**Problem requirements**
Find every line in the records below that holds the word "pour", and copy it out.

Items from an interface collection

*** Begin section ***

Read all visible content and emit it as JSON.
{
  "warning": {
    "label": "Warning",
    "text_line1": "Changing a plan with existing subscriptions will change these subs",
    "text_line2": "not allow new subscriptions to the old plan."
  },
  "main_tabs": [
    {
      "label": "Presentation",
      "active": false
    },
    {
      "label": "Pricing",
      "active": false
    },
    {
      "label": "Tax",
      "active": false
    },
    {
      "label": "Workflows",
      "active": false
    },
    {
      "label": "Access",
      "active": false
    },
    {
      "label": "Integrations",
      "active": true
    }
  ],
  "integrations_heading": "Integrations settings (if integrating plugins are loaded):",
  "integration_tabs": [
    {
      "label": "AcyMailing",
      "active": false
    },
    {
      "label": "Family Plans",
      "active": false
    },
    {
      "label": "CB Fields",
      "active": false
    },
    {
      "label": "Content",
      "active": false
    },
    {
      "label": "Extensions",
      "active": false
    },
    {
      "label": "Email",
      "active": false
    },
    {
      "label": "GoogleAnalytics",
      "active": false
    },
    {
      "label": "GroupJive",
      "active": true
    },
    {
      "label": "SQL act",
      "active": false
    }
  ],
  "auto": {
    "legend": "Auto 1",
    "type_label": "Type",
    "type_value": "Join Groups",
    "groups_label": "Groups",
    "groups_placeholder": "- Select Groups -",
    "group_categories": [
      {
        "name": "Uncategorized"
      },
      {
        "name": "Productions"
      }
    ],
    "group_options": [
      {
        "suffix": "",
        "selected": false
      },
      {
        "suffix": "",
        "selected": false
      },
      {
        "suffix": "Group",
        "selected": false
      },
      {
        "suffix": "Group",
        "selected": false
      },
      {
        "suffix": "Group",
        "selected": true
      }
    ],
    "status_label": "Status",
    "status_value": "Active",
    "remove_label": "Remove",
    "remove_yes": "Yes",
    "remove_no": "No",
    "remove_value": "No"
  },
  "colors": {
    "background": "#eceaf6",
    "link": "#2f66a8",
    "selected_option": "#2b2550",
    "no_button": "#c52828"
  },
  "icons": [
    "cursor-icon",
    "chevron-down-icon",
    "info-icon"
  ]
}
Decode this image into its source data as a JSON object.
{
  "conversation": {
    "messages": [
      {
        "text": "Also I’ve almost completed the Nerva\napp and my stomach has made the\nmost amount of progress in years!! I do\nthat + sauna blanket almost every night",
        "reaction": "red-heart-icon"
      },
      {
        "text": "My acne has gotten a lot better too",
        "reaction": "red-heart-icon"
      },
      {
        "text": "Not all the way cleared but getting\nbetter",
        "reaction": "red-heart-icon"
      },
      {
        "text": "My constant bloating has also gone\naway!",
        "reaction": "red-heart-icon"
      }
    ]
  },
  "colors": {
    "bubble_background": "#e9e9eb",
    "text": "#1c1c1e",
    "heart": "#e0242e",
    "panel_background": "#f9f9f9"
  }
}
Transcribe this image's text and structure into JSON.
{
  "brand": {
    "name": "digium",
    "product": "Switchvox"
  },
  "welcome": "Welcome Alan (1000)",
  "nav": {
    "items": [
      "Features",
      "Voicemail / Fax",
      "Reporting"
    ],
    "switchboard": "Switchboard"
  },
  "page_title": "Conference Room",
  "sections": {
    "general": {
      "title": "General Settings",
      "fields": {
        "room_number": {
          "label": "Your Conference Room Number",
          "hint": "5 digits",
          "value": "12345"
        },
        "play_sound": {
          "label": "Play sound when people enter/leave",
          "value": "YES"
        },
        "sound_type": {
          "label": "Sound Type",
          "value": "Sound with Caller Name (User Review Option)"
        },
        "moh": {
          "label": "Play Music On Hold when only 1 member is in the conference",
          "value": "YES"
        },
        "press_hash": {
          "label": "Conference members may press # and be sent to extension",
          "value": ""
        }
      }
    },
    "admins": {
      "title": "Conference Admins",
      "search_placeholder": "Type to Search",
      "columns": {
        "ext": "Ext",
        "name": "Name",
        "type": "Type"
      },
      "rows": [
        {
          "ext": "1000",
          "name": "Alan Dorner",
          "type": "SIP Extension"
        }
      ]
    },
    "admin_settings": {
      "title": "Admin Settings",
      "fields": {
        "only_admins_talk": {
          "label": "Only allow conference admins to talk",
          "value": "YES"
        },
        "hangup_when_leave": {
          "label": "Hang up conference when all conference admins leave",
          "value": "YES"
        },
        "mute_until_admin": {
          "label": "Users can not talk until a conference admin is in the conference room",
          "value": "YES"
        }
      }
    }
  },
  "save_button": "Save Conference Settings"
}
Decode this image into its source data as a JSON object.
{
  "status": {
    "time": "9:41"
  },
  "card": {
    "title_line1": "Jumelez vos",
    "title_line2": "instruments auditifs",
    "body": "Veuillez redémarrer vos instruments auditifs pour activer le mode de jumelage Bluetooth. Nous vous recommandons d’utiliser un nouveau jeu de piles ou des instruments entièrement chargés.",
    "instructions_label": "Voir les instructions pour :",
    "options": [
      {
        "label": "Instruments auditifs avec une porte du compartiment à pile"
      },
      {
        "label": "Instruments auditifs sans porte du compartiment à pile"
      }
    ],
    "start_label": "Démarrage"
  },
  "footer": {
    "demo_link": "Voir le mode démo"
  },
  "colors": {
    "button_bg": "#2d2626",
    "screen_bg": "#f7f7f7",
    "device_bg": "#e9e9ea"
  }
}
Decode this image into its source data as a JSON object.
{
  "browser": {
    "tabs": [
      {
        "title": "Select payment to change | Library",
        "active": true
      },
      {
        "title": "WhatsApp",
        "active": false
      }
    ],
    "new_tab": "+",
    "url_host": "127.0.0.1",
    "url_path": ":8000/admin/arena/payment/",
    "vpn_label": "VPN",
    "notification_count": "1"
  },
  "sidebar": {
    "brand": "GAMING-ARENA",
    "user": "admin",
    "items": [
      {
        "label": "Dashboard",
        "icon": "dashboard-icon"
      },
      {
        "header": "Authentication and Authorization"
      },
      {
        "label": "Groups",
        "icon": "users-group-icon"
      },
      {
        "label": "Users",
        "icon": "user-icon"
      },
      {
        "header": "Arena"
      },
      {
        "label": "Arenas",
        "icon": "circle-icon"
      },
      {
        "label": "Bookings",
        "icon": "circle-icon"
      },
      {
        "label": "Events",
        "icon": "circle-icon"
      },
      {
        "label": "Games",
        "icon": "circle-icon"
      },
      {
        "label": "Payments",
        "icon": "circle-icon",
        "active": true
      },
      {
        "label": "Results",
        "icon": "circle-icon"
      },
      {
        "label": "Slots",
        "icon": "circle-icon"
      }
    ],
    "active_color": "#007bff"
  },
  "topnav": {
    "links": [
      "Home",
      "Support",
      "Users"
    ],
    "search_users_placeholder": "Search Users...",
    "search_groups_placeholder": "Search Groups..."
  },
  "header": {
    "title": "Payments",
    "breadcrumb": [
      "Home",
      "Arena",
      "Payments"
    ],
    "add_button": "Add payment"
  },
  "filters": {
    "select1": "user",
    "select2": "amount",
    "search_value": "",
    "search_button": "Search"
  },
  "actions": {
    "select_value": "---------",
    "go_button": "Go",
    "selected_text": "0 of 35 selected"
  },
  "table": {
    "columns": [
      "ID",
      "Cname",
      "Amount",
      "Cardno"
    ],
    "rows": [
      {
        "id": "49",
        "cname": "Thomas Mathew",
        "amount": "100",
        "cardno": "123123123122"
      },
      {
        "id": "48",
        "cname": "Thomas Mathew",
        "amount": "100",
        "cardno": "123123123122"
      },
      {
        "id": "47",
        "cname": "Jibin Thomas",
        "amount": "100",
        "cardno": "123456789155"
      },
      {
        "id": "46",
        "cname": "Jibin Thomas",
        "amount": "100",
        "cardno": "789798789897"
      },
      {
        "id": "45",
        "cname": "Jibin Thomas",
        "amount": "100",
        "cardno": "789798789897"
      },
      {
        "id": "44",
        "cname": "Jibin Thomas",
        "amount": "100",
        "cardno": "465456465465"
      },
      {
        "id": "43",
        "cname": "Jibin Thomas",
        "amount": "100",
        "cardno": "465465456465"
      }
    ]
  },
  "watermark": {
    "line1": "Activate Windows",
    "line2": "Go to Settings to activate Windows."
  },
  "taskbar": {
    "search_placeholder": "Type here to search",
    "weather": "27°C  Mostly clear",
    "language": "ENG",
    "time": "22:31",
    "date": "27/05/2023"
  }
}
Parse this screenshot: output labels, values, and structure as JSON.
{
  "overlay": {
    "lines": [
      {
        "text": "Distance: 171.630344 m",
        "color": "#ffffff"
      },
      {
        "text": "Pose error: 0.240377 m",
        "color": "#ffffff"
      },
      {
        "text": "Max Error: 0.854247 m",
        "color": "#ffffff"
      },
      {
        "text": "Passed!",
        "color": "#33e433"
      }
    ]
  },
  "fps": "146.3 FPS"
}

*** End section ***

**Finished exercise**
    "body": "Veuillez redémarrer vos instruments auditifs pour activer le mode de jumelage Bluetooth. Nous vous recommandons d’utiliser un nouveau jeu de piles ou des instruments entièrement chargés.",
    "instructions_label": "Voir les instructions pour :",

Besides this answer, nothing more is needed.